(This is a cross post from our CEOs personal blog. Note that Tendenci sites do NOT use Apache and the vulnerabilities in Equifax’s implementation of Apache Struts do NOT impact your Tendenci site. Still be aware that nothing is is 100% secure so stay vigilant and be prepared friends!)
As reported last Friday, the 2017 Equifax personal credit reporting agency had a data breach of 143 Million people’s identities. It started in May 2017 and is just now (August 2017) being disclosed. It is going to impact all of us. Sources:
- Equifax data leak could involve 143 million consumers
- PSA: no matter what, Equifax may tell you you’ve been impacted by the hack
- Did Lack of Visibility into Apache Struts Lead to the Equifax Breach?
From the second article on the Equifax breach linked above, this portion really galls me:
… not only are none of the last names tied to your Social Security number, but there’s no way to tell if you were really impacted.
It’s clear Equifax’s goal isn’t to protect the consumer or bring them vital information. It’s to get you to sign up for its revenue-generating product TrustID.
Earlier it was revealed executives had sold stock in the company before going public with the leak. We also found TrustID’s Terms of Service to be disturbing. The wording is such that anyone signing up for the product is barred from suing the company after.
The following phrase alone, if true, combined with Equifax literally trying to monetize their security errors, is what gives capitalism a bad name:
The wording is such that anyone signing up for the product is barred from suing the company after.
Note: Equifax has changed the indemnification, but only under duress imho.

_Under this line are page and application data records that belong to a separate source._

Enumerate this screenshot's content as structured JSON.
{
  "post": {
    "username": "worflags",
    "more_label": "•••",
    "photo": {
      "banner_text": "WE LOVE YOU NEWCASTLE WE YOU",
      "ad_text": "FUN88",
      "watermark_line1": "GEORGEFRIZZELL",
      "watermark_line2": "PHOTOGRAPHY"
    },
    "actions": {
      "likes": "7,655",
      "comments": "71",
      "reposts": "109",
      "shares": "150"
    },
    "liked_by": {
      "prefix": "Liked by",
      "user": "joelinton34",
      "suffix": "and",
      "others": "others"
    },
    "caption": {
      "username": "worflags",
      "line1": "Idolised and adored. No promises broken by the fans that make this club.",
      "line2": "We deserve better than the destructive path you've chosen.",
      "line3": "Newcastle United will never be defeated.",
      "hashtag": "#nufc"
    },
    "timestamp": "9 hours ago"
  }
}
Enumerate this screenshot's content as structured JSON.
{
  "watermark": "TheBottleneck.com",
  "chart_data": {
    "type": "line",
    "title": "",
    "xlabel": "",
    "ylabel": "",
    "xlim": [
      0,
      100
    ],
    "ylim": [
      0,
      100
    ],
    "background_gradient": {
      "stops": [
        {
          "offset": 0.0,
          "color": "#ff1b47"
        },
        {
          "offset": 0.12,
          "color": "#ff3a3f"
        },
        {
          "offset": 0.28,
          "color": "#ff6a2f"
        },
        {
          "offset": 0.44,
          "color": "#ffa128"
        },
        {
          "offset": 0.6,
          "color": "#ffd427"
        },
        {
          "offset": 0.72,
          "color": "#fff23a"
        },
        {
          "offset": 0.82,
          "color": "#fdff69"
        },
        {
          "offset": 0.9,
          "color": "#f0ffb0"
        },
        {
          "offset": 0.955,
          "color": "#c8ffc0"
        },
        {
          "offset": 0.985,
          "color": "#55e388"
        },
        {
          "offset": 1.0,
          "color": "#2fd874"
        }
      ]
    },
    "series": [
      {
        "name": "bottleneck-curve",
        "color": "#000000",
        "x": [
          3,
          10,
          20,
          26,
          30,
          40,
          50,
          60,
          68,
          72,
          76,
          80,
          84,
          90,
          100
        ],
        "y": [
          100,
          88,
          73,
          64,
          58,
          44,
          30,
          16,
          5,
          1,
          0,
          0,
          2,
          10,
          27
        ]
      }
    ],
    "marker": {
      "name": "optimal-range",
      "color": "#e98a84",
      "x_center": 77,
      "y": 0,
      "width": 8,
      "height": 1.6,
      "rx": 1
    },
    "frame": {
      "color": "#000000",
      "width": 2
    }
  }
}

Furthermore 30 days free credit monitoring by the company that released your data and then you will have to pay monthly still seems wrong. But to be fair, here is their update:

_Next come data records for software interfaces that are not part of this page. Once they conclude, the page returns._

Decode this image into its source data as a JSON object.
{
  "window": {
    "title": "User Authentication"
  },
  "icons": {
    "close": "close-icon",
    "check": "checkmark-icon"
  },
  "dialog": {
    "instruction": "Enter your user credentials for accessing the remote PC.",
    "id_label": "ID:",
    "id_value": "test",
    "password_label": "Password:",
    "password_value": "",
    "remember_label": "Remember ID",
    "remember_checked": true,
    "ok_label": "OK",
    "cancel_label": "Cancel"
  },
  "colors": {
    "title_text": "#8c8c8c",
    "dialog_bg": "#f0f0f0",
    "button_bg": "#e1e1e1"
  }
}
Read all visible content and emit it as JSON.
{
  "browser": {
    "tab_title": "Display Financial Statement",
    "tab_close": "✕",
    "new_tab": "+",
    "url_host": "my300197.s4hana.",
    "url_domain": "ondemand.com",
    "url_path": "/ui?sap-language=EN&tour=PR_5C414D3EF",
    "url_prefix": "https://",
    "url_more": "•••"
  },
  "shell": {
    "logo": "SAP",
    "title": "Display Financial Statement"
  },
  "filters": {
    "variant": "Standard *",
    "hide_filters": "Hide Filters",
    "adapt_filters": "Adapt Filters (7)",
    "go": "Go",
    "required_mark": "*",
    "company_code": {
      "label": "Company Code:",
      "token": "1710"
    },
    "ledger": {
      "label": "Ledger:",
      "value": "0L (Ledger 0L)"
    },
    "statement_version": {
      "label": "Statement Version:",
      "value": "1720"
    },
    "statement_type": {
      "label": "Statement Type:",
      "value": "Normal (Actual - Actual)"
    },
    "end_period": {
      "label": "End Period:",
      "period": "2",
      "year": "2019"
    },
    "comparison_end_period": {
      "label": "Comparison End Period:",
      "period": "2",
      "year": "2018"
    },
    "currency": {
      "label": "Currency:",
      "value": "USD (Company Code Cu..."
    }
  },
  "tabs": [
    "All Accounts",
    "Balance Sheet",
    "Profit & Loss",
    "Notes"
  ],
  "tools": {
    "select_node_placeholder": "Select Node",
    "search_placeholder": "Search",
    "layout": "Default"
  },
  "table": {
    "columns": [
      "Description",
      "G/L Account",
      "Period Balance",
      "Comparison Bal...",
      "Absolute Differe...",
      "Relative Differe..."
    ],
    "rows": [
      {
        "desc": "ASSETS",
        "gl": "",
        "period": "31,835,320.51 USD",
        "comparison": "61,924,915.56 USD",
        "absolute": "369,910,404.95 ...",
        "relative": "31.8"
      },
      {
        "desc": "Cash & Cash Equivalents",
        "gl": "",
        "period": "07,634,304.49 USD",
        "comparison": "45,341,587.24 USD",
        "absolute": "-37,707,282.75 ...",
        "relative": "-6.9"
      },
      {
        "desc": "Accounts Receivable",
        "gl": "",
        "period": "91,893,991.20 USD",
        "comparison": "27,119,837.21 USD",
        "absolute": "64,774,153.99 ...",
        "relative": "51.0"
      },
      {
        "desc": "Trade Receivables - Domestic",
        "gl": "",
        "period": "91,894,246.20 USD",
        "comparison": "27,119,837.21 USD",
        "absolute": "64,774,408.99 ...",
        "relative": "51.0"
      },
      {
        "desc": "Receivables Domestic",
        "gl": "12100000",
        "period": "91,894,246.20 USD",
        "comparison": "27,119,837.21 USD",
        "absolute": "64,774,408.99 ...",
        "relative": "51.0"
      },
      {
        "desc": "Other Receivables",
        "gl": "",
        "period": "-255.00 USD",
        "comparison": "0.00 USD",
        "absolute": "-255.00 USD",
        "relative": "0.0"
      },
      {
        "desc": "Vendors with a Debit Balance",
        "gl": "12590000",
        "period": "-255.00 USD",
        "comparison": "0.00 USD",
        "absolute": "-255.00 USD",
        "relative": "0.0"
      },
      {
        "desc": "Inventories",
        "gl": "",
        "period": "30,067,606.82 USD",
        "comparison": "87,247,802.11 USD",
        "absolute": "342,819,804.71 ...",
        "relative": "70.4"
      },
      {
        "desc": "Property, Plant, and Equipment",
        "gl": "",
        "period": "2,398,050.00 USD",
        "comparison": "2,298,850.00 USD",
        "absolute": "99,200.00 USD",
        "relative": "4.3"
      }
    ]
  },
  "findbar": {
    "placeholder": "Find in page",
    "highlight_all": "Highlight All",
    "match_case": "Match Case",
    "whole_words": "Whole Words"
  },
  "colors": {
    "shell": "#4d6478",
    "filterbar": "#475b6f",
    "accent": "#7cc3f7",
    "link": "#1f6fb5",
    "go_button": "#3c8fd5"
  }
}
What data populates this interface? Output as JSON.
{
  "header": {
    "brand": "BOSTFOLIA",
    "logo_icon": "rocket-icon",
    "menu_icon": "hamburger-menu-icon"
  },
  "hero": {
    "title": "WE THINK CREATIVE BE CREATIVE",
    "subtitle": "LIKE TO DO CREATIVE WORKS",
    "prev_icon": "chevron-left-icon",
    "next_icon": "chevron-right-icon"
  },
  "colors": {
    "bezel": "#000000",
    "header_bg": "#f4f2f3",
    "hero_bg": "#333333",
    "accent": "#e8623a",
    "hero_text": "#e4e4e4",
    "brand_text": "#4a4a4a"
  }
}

(Editor: well ya, duh!?)
(Editor: but did you fire the person who did it in the first place?)
I get it. Nothing is secure. If the NSAs hacking tools get stolen and OPM loses all of the data on security clearance checks on our own people, then truly nothing is safe. I get it.

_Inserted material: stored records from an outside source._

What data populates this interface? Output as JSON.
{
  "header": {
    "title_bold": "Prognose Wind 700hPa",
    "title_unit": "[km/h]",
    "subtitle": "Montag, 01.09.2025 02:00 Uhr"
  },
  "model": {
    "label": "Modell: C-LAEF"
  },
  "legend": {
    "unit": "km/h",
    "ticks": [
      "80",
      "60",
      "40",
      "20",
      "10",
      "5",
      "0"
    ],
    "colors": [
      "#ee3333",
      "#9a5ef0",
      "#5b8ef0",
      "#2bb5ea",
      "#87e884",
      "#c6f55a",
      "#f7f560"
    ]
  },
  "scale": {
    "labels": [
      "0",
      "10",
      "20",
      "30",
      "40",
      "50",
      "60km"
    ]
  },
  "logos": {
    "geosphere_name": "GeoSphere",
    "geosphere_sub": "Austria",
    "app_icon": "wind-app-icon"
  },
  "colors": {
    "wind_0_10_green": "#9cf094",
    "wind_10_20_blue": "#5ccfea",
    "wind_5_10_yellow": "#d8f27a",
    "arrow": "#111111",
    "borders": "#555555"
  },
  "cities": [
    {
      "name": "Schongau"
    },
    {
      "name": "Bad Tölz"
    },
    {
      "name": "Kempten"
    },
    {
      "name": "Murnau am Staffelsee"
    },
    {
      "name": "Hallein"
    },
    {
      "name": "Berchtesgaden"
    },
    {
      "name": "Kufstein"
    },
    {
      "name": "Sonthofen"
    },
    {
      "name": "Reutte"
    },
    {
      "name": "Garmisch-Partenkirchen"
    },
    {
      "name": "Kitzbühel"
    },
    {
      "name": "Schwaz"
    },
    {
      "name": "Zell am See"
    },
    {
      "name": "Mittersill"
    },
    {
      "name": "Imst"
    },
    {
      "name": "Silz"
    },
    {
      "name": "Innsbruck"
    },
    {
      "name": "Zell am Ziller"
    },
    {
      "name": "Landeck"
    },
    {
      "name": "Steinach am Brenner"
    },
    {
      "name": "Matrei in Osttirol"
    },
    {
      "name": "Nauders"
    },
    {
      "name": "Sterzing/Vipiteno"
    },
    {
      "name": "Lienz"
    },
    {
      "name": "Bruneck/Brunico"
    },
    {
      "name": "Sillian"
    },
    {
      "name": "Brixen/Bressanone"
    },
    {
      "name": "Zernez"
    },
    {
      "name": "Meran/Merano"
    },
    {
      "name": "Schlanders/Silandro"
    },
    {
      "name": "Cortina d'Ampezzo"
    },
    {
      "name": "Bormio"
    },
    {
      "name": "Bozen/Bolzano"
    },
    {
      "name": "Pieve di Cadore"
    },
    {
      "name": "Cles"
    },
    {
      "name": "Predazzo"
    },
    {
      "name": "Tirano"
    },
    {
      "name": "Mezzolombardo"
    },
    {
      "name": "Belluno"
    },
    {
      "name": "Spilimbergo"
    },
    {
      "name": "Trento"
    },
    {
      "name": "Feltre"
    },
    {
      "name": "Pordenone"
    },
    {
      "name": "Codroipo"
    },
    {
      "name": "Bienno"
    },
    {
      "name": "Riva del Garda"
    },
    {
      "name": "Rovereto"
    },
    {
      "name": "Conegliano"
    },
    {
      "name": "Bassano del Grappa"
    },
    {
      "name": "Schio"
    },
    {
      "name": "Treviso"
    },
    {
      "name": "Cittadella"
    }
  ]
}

What I do not understand is a company as large as Equifax not being prepared for something like this. That Equifax did not announce it promptly. That Equifax executives sold stock before announcing it. That Equifax then attempted to indemnify themselves. That Equifax is using the crisis to sell a monitoring service that you have to pay for after 30 days. A service to monitor YOUR data that THEY lost control of!
This boggles the mind of a PR Professional.
The Internet was not built for e-commerce – it was built for knowledge sharing in a “walled garden”. Therefore keeping sites secure is not possible. Any security professional will tell you best practice is to white-list good guys (selective inclusion) as opposed to trying to find every attack and block it. Therefore the difficulty at a high level is primarily in identifying and blocking bad actors.
I hate to say it folks, but we are playing whack-a-mole with your identity and money. It will always be an uphill battle to maintain security on the Internet and you will never ever be 100% safe.
As reported by Black Duck (awesome people btw), the specifics of the attack on Equifax are currently easily exploitable on similar sites. This is like Hurricane Harvey – it’s not even close to over.